Buy some cotton balls. The big, fluffy ones are best because there’s more surface area for poisoning and you can use fewer of them to stuff a roll tightly so that they stay in place.

Here are the components of tick tubes:

Make Your Own Tick-Tubes at Home

I usually place 24-30 tick tubes to cover roughly half an acre of usable yard space.

Toilet Paper Rolls for Tick Tubes

Before moving on to the permethrin section, I recommend protecting yourself when handling any poison so get some gloves and a mask, which hopefully you have on hand and at the ready.

Next, dilute the permethrin. The instructions on my bottle of permethrin SFR for reducing lawn tick populations call for 0.4 to 0.8 ounces of permethrin to 4 to 25 gallons of water. HOWEVER, that's for applications where you are spraying permethrin directly on the lawn.

The concentration of permethrin in tick tubes is 7.4%. So if you're using the bottle we recommend which is about 37% permethrin, the dilution will be about one part permethrin SFR to 5 parts water.
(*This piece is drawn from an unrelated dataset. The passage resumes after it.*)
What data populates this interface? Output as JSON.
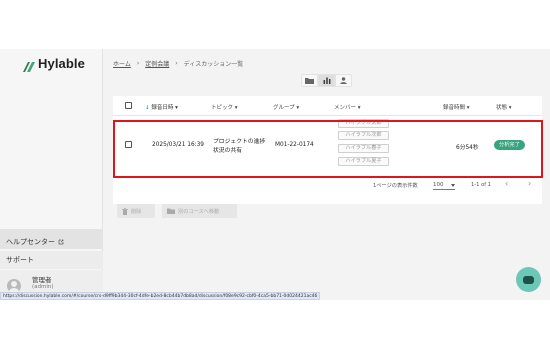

Where to Buy Permethrin (the active ingredient)

The permethrin is the only ingredient that isn’t a normal household item. It's very easy to obtain though, just order some on Amazon. We like this bottle (pictured below) because it is basically a lifetime supply.

It’s a 32 oz. bottle which, after dilution, is enough to last you a very long time if all you do is make tick tubes with it. If you don't want to go whole hog you can a smaller, weaker version that will also last quite a while. 

Add the permethrin to the water in the proper proportions in a spray bottle, then shake it up. Avoid shaking it in front of your face.

Bottle of Permethrin for use in tick tube to reduce pest population

Digging through the recyclables will get you a plastic container to use for treating the cotton. Just throw the cotton balls in the container and spray it with the permethrin dilution using a spray bottle. Move the cotton around and make sure it’s well-treated.

Cotton Balls for Tick Tubes

Here's a little video that brings it all together:

Let the cotton air out for a while then stuff the cotton balls into the tubes so they stay there. Not super tight, just tight enough that they don’t fall out easily.

Then sp